Well, that was indeed interesting. I think a better scenario would've been where the person to be executed was replaced with something like a small child sleeping outside of a house, and if you kill him, his mother runs outside and starts crying over him. Now THAT would make me depressed.
That would be a rather illogical situation though, imo. In this case you're obviously given orders to shoot him, it's clear that that is what you need to do. I also didn't intend to make you depressed.
I "spoiled" my experience. Still, seems the answer wasn't in here. At least, I wasn't looking for it. I was just wondering if some scary image was gonna pop up if I shot him. I though it was gonna come to be a "classic 2d prank".
Way too easy though. Seems I'm a good person and won. Should I go back and shoot him for the fun of it now?
an interesting idea, but it's far too simplified to have any sort of artistic significance. everyone knows that sparing a person is preferable to killing them, and labeling the outcomes either "win" or "lose" is heavy-handed and clumsy. there are some really good mechanics at work though that only a game could offer.
first, the player is not told how to spare the victim. most players will assume that their options to finish the game are either to shoot the victim or to wait until a message tells them they made the right choice. they will not consider pressing esc, because that is the button to exit. the player does not want to exit; he wants to win and be rewarded for winning and be told he made the right decision. in this way a slick dynamic is at play: patience vs. justice. ("should i wait until i win? this is taking a while. maybe i should shoot him and get it over with? but look at his pathetic eyes! i can't shoot a man like that! but this is taking so long!", etc.)
next, the visuals are very effective at getting the player to recognize the victim's piteous situation. the player can see only his eyes. the player can see only through a gun's vision. the player is vertically higher than the poor victim, a common trick in cinematography to suggest power.
the thing about not being able to change your decision is a nice addition.
i personally tried pointing the gun in the corner for a few minutes with the hope that the victim will be able to escape if i'm not keeping close enough watch. when i returned the aimer to him i was disappointed to see him still there tied to a stick. the game wouldn't let me passively wait for something to happen. i had to make a decision.
it's important for games like this to be made for the advancement of games as an art form. however, works of art are significant because they offer unique glimpses at humanity and what it means to be human, something this game does not do. the execution of this game (sorry, no pun intended) is deep and interesting but it tells us nothing we don't already know. obviously we should spare the victim if we can!
VERDICT: i was thinking about the game's mechanics when i should have been thinking about the game's message, solely because its message was so thin. it fails to suggest the complexities of good or bad or any shades of gray. the game is a step in the right direction but until game mechanics are used to explore meaningful aspects of human nature in ways that only videogames can, no progress will be made.

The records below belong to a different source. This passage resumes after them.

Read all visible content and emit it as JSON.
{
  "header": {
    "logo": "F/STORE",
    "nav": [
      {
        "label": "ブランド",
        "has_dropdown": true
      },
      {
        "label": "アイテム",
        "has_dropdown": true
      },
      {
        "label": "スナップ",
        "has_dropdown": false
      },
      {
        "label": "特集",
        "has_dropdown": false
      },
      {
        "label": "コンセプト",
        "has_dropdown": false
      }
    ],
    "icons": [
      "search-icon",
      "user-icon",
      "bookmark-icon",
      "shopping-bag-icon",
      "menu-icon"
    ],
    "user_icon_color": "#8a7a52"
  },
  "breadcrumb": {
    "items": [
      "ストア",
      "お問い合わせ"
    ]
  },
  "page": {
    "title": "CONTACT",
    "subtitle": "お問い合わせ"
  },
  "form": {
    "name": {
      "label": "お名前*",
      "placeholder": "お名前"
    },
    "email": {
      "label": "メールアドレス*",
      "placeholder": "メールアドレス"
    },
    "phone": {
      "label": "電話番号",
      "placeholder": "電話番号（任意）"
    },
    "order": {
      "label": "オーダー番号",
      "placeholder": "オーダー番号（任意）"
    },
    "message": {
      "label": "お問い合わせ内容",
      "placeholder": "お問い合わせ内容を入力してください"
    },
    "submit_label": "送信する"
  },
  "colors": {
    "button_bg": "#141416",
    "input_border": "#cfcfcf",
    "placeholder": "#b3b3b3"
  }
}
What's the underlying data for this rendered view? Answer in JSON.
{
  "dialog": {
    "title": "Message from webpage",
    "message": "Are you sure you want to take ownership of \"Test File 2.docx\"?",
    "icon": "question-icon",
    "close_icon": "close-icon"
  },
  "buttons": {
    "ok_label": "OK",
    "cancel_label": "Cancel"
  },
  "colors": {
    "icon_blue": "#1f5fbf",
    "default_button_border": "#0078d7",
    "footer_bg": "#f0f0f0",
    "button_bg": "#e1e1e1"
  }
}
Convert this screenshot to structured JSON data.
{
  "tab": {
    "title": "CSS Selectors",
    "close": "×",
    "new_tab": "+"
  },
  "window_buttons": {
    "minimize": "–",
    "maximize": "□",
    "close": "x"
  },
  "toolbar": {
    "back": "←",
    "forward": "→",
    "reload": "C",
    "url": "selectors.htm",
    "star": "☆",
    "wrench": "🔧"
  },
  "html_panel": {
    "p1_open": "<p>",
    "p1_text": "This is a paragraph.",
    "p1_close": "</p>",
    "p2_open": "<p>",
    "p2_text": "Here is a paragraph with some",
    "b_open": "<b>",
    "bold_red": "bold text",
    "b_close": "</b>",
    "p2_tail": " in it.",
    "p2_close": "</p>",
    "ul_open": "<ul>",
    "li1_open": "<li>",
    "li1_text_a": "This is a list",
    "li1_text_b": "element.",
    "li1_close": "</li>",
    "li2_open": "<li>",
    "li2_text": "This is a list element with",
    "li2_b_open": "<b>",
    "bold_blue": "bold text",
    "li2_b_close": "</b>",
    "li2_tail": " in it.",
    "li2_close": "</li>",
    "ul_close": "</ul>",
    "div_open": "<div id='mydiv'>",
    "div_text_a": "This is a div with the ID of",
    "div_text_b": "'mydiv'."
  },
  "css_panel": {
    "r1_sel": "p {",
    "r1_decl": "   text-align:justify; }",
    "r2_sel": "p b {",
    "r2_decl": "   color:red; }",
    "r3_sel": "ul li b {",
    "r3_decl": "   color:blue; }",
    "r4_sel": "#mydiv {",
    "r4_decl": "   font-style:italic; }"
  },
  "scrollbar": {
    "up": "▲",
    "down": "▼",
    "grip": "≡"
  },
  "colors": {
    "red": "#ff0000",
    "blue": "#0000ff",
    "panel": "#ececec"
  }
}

Wow, such a lengthy review for such a short game! Very interesting read. I agree with what you say, and personally I don't know if this is an art game or not, I'd rather stay out of that discussion.
Basically, I just got an idea that I hadn't seen before. The initial idea was to make a game you could play only once (when you're game over it's REALLY game over). It got turned into this. I may still do something with the original idea...
I didn't base my design on an artistic viewpoint initially, but rather a new gameplay mechanic. It came out a little artsy, but I guess it's natural because it wouldn't be interesting otherwise, being such a short game and all.
I used to think it would be interesting if you could buy little game devices at stores (very cheap) that if you lost the game it would stop working. This is the closest I've seen to that idea.
I wonder whether Tamagotchis could be resetted? It'd be interesting if they were really dead forever if they died. Would even teach kids something.
I would love to see something like this turned into a more lengthy, full game. Maybe not so much that if you made the wrong decision you can't play, but something that tracks your decisions so you can't go back and do things differently.
I agree, not sure yet how it'd work though. I really like that idea.